A map of territorial claims in the South China Sea. US Energy Information Administration
In the South China Sea, home to a forest of competing claims on undersea oil beds, China is making waves with new policies that would allow its police ships to intercept and divert other vessels. Now even India, which doesn’t claim any territory in the region, is preparing to send in its navy. Quartz talked to Forrest Booth, a maritime lawyer in San Francisco, about the legal issues surrounding this smattering of uninhabitable islands and potential petroleum riches.
Do countries typically say their maritime police can intercept people in international waters?

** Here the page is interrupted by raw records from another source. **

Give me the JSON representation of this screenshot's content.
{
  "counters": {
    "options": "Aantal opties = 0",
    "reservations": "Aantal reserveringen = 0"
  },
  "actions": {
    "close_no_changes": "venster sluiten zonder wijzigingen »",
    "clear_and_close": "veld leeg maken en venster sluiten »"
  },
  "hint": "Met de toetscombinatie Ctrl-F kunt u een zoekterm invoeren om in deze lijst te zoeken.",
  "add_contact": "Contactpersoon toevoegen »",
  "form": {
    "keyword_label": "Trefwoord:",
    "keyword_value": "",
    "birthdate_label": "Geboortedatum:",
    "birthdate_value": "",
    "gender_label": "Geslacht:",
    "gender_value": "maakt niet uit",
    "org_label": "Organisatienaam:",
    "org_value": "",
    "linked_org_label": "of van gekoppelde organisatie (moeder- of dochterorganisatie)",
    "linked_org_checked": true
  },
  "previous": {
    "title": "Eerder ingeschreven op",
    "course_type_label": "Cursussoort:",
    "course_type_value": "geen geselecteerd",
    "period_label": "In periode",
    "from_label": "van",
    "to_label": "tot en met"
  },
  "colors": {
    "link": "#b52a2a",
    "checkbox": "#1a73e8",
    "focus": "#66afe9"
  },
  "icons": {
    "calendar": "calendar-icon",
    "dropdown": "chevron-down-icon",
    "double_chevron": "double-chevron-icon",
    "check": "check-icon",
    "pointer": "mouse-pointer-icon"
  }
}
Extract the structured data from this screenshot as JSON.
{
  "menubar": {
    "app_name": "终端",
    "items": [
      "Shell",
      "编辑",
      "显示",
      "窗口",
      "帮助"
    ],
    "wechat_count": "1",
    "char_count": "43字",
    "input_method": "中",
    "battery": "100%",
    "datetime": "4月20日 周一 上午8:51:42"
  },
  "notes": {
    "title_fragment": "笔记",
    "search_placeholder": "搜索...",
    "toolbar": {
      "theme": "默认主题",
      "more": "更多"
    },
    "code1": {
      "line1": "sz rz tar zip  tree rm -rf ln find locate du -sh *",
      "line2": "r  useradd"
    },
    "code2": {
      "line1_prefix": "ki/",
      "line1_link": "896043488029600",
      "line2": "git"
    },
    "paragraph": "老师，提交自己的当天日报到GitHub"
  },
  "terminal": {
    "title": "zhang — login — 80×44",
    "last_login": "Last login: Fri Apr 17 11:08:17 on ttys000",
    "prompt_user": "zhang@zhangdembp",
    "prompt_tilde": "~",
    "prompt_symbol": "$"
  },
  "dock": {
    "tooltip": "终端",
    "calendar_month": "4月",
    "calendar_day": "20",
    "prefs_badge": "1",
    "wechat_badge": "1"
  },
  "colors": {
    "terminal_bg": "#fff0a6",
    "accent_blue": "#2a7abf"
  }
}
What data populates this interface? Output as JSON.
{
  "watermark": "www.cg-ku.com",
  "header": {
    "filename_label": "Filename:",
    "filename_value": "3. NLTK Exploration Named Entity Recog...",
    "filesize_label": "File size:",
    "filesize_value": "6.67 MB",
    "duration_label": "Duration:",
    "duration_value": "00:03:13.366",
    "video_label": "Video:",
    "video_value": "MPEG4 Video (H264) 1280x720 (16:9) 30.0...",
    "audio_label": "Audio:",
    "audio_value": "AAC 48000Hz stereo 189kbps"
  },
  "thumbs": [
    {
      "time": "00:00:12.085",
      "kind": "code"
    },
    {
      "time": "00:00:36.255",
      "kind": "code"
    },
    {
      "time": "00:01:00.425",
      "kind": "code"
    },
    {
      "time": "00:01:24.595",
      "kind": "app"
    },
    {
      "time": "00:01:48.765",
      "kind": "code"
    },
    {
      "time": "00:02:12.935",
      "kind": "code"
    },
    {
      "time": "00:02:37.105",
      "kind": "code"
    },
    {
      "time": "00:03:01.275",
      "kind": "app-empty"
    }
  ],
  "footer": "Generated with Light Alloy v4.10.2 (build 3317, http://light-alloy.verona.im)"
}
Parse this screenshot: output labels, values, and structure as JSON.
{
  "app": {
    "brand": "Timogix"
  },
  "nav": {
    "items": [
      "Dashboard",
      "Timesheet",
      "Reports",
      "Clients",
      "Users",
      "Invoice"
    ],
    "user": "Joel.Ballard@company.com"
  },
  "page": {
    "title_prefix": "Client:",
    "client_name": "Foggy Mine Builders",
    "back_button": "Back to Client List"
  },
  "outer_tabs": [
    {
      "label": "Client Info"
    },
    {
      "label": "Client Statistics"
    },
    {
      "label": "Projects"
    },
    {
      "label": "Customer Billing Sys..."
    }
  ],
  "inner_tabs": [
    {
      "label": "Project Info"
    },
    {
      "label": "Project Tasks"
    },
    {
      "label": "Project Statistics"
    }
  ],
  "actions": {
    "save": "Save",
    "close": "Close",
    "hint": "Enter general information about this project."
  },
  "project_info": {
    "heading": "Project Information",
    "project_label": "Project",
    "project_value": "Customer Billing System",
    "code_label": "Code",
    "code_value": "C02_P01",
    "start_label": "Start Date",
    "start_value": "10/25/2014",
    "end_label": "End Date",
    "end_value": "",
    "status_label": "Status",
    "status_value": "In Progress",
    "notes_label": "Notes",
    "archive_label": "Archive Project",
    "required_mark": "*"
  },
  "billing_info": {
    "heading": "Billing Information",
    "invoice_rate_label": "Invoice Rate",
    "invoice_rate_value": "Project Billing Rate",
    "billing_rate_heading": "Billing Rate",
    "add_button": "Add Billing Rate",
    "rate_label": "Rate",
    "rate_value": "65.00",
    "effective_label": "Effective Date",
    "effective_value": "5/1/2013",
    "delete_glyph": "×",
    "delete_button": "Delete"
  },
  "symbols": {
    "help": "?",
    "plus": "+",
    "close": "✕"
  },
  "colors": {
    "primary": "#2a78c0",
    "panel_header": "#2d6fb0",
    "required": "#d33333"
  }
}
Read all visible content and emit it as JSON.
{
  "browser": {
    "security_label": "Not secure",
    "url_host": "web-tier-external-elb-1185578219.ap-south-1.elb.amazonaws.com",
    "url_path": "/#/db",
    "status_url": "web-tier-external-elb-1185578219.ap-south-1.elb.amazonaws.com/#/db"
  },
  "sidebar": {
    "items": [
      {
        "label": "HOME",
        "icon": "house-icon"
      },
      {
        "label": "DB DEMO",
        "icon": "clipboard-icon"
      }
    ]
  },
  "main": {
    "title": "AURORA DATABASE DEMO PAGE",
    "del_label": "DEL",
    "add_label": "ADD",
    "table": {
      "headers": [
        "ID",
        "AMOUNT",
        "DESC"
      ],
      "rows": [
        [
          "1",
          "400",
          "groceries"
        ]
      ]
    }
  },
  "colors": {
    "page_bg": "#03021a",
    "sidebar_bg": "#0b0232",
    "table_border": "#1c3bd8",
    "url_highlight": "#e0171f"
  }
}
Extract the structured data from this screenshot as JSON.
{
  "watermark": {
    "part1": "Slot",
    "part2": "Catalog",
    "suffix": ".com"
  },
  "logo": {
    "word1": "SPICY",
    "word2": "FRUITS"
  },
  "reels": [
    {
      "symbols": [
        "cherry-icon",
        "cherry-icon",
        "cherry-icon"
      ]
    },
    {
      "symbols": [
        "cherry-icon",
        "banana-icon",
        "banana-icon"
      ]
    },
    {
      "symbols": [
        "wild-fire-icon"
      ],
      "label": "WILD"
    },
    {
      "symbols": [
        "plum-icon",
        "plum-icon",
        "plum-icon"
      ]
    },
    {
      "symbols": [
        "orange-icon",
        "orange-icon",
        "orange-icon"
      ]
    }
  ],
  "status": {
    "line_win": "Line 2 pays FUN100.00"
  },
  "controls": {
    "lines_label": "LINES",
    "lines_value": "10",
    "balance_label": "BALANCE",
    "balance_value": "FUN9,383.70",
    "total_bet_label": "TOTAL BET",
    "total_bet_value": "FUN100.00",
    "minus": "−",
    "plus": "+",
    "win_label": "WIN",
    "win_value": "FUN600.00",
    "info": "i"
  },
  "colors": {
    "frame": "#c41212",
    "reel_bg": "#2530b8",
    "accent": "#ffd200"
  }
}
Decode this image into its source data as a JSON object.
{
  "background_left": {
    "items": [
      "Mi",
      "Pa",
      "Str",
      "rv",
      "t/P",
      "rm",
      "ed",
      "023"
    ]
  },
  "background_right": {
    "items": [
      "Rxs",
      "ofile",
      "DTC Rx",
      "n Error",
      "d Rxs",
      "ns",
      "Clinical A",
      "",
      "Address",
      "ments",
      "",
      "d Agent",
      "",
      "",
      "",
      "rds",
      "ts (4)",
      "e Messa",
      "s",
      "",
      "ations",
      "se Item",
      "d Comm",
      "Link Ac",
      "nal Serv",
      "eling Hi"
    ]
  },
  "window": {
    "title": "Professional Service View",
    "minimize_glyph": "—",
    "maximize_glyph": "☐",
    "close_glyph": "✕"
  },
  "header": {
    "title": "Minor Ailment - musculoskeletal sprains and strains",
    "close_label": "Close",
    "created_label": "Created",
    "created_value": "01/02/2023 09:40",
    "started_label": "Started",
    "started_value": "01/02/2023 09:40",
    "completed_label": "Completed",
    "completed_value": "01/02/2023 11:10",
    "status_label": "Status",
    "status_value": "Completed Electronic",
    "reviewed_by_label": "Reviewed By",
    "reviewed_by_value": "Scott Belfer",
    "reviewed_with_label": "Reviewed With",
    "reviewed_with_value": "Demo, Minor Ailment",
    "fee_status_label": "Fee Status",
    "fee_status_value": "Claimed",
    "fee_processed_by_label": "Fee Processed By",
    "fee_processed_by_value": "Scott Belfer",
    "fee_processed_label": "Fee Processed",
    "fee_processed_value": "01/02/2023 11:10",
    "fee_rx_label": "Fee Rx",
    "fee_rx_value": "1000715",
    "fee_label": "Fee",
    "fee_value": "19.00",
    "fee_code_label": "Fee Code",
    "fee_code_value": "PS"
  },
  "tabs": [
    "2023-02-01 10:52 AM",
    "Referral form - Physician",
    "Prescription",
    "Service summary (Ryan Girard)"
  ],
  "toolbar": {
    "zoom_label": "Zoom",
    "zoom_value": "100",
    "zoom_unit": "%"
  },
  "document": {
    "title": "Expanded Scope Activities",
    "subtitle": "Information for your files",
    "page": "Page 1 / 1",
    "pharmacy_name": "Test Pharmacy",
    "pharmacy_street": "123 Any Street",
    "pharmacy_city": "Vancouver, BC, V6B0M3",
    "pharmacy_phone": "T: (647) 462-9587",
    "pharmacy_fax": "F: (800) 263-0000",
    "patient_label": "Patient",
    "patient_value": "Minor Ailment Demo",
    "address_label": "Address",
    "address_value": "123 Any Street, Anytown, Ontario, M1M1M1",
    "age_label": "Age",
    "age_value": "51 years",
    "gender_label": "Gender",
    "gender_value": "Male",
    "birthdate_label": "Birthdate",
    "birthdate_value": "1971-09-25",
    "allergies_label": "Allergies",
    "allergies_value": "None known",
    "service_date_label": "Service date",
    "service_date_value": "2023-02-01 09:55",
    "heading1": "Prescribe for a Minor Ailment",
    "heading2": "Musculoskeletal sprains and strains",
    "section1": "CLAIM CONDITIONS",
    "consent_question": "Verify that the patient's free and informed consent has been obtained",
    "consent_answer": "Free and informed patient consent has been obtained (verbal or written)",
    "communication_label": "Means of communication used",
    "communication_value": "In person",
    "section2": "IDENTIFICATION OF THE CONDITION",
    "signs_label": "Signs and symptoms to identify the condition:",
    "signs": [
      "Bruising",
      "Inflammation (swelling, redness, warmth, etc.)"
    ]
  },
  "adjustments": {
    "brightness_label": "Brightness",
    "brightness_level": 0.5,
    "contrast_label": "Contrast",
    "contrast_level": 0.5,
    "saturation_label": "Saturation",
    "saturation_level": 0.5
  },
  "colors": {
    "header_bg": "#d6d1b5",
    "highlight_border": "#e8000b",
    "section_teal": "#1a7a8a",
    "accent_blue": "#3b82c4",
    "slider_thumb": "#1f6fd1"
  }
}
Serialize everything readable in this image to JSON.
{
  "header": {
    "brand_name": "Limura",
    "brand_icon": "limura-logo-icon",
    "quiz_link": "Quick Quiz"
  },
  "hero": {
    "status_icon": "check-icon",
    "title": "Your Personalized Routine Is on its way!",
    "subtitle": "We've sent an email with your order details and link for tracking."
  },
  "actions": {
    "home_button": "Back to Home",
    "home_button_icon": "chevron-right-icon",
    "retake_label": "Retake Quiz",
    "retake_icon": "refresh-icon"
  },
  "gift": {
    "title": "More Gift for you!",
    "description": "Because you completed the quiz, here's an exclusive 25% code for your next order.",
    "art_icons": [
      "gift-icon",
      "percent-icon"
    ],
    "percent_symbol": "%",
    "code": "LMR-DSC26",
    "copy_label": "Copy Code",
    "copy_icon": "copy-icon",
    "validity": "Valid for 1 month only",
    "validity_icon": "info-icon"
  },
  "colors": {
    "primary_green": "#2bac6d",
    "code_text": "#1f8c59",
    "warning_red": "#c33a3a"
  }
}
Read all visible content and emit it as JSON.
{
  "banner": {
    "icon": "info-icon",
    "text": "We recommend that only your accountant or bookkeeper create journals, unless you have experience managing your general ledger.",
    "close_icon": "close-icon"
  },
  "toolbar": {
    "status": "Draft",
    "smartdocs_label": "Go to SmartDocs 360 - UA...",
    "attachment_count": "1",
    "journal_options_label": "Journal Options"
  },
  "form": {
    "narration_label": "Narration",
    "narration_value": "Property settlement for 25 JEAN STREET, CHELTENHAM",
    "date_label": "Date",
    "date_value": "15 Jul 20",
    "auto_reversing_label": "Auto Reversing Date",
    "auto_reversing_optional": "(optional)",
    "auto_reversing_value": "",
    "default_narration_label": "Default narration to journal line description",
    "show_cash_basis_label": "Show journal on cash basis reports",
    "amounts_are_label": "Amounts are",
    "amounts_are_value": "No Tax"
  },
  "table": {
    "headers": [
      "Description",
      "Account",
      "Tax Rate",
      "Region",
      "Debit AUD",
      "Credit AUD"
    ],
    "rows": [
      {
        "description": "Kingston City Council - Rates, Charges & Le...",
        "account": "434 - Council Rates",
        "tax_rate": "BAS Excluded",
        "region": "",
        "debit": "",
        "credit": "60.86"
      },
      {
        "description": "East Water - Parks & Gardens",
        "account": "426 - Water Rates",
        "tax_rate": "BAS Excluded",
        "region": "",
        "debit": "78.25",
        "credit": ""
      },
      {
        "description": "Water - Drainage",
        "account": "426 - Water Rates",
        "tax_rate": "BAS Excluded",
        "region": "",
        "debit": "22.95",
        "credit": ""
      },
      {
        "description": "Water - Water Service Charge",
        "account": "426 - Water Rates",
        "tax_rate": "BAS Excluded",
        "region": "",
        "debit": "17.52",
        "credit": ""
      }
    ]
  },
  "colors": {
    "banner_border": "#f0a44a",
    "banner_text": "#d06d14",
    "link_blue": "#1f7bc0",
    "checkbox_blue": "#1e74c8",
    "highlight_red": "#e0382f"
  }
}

It does happen, and the US is in a curious position as a result of that. We have been doing it for a long time—we can board ships in the Gulf of Mexico and the Caribbean looking for drugs … outside of US waters. If the US suspects the ship is carrying drugs that are ultimately destined for the US, we use our Coast Guard to board those ships in international waters and we have made a number of seizures. The US would not have a strong moral position to say that China [shouldn't do it]. China is doing it for a different reasons and the legal reasoning is a lot shakier. The Chinese are doing it in international waters, not looking for drugs, not something going in to China, [but] doing it to exercise their sovereignty in that area. The Chinese are being much more aggressive than they were before. Some of what China does … is they float trial balloons to see what effects the have, this may be their trial balloon; on the other hand, they have had their warships out there, trying to assert their sovereignty.
How is this going to affect people doing business out there?
What effect it has on the maritime industry is pretty limited—nobody’s talking about closing off any of this area to navigation, ships could go through. What they’re talking about is sub-sea mineral rights, whoever has ownership interest in the seabed. The drilling companies, the Halliburtons of the world, the oil majors, Chevron, Exxon, Total, all those people are very interested in that. No oil company or drilling contractor can really enter into a contract with one country if some other power is claiming the exclusive rights to that area. No one wants to move a drillship that’s worth up to $1 million a day only to have some foreign navy come and run them off and say you can’t drill there.
Will this be resolved anytime soon?
It really falls under the United Nations … there is not going to be a lot of attention paid to that dispute, it isn’t people getting shot or gross human rights violations, and there is a lot of that going on in the world. It’s seen as really what it is, a clash of economic interests. If China sinks a couple of Philippine gun boats or vice versa that might change.
In terms of the economic effect in the long term and the US economy, some of the drilling companies and oil majors from the US may ultimately benefit if there’s a lot of development in that part of the world, or be prejudiced by not being able to participate in what goes on in that part of the world, if the Chinese get too upset with the US, they might say we’re not going to allow any leases be issued to US-based oil companies.
- Politics & Government
- South China Sea
- international waters